If you were a fan of the Pittsburgh Pirates in the 1930s, you knew outfielder Woody Jensen well. His entire nine-year big league career was spent with the Pirates. He debuted in 1931 and played his final game in 1939. During the 1936 season, he set a big league record for most at-bats in a season. It was a record he held for 33 years. The record for most at-bats in a season actually has an interesting line of progress.
In 1922, Hall of Famer Rabbit Maranville broke the record by one in his second season with the Pirates. He held the record until 1931 when Pirates Hall of Fame outfielder Lloyd Waner had 681 at-bats, nine more than Maranville. Five years later, Jensen batted 696 times (731 times if we are talking plate appearances) to set the new high. You have to go all the way to 1969 when Matty Alou, outfielder for the Pirates, had 698 at-bats to just barely surpass Jensen. So the all-time record for at-bats changed hands four times in 47 years and it was held by a Pirates player each time.
What’s more interesting is that Alou was surpassed by Dave Cash a year after he was traded by the Pirates. If you go the other way, early at-bat all-time leaders included Abner Dalrymple and Tom Brown, outfielders for the 1887 Pittsburgh Alleghenys. Brown held the record from 1892 until 1921. Even Paul Hines, who played for the 1890 Alleghenys, held the record for four years earlier in his career. It’s a big league record that has a lot of connections to the Pirates franchise over the years.
Anyway, back to Jensen, who was born 115 years ago today and lived until October of 2001. This is his first appearance in this series, though I tricked myself into thinking he was already here before.

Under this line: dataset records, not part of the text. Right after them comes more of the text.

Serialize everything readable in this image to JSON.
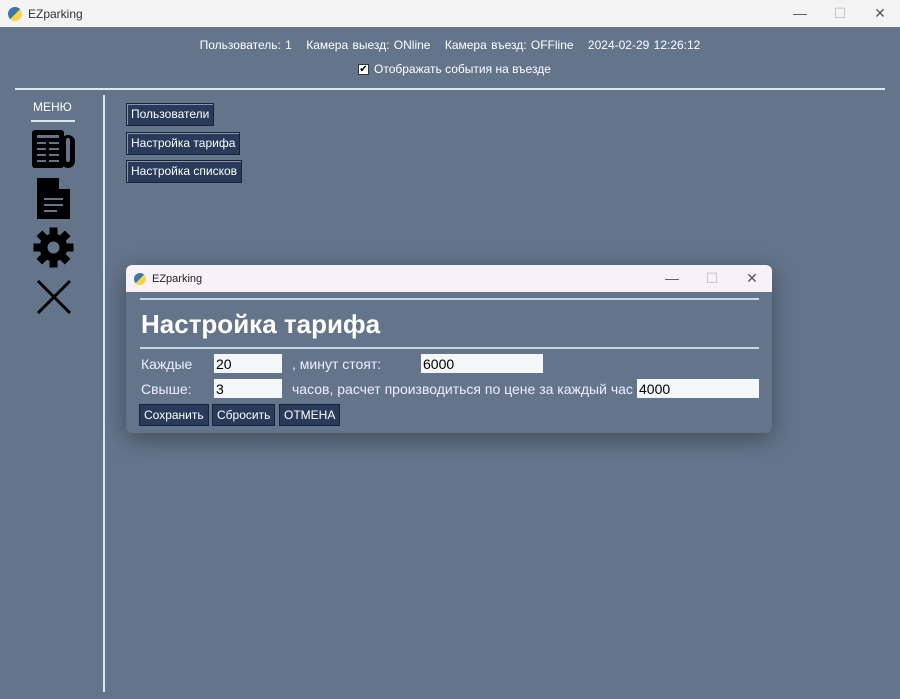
{
  "app": {
    "title": "EZparking",
    "minimize": "—",
    "maximize": "☐",
    "close": "✕"
  },
  "status": {
    "user": "Пользователь: 1",
    "exit_cam": "Камера выезд: ONline",
    "entry_cam": "Камера въезд: OFFline",
    "datetime": "2024-02-29 12:26:12"
  },
  "show_entry_events": {
    "label": "Отображать события на въезде",
    "checked": true,
    "mark": "✔"
  },
  "menu": {
    "title": "МЕНЮ",
    "icons": [
      "newspaper-icon",
      "document-icon",
      "gear-icon",
      "close-icon"
    ]
  },
  "nav": {
    "users": "Пользователи",
    "tariff": "Настройка тарифа",
    "lists": "Настройка списков"
  },
  "dialog": {
    "title": "EZparking",
    "minimize": "—",
    "maximize": "☐",
    "close": "✕",
    "heading": "Настройка тарифа",
    "every_label": "Каждые",
    "every_value": "20",
    "minutes_cost_label": ", минут стоят:",
    "minutes_cost_value": "6000",
    "over_label": "Свыше:",
    "over_value": "3",
    "hours_label": "часов, расчет производиться по цене за каждый час",
    "hour_price_value": "4000",
    "save": "Сохранить",
    "reset": "Сбросить",
    "cancel": "ОТМЕНА"
  }
}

I have a picture of Jensen on the site to use for any time his name comes up and it’s a card I own. I thought it was there because I used the card for a previous Card of the Day article. So apologies to Jensen and his family and friends for ignoring him in this series, which has been going since March of 2020. His time has come, and I won’t wait 2 1/2 years to feature him here again. Today we look at a card put out during his record breaking season. It was produced by Goudey and it’s called the Wide Pen set.
Here’s the front of the card (the back is blank):
Despite a nine-year career in the majors, Jensen does not have many card options. This set has been featured here before for pitcher Bill Swift. It’s a set you will definitely see again because it has some great photos for players who don’t have many options for cards. The name Wide Pen comes from the writing on the card and wasn’t anything specific. It was a name given years after the set came out. The term “Wide Pen” refers to the thickness of the facsimile autograph you see on the card. There’s also a set called Fine Pen, which has thinner writing for the autograph. You can see one of those here in this amazing card of Jim Weaver and the Waner Brothers. The cards look similar, with black & white photos, facsimile autographs and a small white border, so the easiest way to tell them apart is the writing thickness. It helps to have examples for both, otherwise you don’t have a comparison to see the difference.
Jensen has two cards in the other set, one where he is throwing and one that’s him staring at the camera, showing him from the waist up. I have all three, bought them all at the same time, but this is my favorite of the three.
If you’re interested in getting a card of this long-time Pirates player, you’ll be happy to know that there are 12 on Ebay right now and they are not expensive. The most expensive is one that was autographed by Jensen, which is $65, with a best offer option. There’s one graded one, SGC 3, and that’s $42, with a best offer option as well. If you just want a no frills copy, they sell between $15 and $25.